» **Task goal**
What lines of the data below hold the string "glyph"? Copy each one.

» **Stored entries**
------------------------

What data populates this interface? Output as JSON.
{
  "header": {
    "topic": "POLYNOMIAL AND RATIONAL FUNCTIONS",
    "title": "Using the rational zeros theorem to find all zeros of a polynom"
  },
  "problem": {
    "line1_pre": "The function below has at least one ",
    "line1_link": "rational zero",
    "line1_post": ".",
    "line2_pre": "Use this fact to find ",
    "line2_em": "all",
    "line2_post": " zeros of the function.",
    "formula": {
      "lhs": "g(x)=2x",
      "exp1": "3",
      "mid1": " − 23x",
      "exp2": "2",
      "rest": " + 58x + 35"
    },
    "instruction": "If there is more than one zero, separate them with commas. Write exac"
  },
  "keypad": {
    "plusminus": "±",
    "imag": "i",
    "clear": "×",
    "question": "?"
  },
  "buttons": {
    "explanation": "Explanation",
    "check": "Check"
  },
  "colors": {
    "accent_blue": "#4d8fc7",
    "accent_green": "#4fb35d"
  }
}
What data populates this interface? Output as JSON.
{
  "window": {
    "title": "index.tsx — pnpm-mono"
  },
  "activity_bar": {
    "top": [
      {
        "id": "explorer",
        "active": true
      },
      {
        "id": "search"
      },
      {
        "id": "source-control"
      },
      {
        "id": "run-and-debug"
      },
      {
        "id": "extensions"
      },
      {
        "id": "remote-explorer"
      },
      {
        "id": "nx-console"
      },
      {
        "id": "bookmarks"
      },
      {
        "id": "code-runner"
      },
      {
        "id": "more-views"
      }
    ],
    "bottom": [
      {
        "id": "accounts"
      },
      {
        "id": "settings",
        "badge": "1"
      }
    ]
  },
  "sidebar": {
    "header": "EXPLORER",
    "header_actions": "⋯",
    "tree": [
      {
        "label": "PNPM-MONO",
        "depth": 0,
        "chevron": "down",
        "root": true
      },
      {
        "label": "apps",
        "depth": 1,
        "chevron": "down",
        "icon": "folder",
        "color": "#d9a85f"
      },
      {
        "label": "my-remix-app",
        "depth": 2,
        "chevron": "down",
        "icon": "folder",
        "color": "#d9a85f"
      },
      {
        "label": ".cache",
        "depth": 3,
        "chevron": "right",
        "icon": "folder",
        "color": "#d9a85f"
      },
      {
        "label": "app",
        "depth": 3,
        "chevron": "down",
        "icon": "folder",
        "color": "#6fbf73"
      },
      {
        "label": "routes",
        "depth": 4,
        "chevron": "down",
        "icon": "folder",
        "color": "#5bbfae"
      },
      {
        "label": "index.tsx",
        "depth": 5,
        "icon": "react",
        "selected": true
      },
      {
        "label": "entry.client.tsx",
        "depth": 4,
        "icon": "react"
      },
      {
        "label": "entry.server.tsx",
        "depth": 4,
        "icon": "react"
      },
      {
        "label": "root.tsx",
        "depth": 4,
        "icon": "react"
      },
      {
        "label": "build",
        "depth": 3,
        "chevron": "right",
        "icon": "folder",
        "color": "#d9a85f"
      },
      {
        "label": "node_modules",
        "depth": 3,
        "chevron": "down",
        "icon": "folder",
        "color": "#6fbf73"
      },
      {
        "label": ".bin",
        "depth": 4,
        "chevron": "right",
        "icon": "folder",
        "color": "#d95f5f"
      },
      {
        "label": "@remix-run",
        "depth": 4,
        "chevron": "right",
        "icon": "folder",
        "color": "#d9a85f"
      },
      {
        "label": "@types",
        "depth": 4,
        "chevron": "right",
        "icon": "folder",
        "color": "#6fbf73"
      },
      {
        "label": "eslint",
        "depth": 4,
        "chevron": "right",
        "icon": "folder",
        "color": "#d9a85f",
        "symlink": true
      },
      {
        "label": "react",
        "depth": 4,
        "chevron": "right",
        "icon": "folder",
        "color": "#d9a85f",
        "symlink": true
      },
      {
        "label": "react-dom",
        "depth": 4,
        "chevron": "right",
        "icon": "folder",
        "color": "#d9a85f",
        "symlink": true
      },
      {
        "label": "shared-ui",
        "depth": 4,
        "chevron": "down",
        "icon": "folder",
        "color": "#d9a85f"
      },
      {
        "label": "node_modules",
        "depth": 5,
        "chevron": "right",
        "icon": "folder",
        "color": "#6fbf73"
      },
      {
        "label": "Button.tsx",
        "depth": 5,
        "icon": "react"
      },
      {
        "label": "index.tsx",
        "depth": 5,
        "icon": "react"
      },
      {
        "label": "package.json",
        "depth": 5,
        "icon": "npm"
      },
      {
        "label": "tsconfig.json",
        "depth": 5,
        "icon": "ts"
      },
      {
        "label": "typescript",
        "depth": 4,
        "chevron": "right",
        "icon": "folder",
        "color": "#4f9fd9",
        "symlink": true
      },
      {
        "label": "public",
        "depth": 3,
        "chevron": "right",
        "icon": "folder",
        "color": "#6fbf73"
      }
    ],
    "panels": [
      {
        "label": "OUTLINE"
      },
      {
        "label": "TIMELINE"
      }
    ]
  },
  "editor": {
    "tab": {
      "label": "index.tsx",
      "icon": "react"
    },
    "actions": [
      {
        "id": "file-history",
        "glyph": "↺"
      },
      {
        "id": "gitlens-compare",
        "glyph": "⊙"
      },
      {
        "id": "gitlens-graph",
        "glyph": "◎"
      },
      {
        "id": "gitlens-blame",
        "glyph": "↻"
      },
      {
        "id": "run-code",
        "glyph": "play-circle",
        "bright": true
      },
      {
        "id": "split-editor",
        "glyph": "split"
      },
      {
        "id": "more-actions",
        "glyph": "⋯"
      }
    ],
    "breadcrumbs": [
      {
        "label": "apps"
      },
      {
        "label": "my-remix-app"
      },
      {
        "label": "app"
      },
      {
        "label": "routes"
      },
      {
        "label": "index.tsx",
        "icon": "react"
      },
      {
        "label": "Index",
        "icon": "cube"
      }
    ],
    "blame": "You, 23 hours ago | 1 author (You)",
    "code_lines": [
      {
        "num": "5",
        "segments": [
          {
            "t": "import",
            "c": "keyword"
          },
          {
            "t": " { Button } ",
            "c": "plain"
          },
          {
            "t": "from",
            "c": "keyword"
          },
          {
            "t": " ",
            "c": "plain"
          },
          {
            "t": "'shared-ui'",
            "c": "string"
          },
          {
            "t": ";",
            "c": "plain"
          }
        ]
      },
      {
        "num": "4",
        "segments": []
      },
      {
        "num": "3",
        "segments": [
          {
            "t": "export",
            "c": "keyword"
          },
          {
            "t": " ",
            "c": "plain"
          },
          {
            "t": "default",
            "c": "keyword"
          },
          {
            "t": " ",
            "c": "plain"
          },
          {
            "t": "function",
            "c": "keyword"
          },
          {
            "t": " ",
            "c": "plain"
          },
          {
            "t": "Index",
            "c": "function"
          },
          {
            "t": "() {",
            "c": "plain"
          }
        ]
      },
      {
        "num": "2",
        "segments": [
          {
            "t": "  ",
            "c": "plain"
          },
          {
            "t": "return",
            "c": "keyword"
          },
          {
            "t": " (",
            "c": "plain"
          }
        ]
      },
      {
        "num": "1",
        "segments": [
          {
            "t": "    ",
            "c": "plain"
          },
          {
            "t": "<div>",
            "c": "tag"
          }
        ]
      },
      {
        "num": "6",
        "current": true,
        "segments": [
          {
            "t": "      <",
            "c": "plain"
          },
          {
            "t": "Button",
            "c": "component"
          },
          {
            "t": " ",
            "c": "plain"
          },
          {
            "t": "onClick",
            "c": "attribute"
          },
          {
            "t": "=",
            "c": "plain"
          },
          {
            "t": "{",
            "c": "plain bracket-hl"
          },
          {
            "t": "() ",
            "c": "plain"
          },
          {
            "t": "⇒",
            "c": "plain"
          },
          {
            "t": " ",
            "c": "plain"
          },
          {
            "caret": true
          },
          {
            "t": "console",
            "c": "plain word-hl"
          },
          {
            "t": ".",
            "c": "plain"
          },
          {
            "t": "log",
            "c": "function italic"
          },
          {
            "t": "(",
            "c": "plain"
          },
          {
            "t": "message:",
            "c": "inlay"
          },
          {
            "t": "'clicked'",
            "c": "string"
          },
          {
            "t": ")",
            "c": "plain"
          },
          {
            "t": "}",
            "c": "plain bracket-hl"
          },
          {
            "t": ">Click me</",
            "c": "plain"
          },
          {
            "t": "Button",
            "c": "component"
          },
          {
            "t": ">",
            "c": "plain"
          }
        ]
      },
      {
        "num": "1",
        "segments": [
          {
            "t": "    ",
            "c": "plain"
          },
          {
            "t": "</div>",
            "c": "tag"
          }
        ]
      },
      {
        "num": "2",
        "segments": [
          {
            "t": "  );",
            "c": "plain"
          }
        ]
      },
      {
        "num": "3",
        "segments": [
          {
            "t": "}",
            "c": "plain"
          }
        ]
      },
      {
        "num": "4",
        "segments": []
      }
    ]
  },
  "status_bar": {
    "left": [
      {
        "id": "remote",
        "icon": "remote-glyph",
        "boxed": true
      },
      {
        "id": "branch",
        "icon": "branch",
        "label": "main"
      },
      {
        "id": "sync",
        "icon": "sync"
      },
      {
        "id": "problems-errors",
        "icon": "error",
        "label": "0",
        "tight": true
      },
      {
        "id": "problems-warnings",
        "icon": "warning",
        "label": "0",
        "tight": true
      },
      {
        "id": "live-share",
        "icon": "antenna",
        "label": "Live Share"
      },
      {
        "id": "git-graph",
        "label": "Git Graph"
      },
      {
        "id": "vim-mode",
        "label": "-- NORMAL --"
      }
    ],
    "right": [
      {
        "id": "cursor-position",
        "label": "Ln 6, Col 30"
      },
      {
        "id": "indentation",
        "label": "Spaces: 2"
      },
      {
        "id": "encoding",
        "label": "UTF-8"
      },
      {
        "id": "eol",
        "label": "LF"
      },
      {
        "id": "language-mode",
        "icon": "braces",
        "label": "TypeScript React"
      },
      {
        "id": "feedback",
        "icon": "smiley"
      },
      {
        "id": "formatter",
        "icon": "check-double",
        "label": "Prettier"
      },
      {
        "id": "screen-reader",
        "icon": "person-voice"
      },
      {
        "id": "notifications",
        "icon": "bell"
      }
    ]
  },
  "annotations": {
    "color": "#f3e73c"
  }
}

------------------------

» **Result of the exercise**
        "glyph": "↺"
        "glyph": "⊙"
        "glyph": "◎"
        "glyph": "↻"
        "glyph": "play-circle",
        "glyph": "split"
        "glyph": "⋯"
        "icon": "remote-glyph",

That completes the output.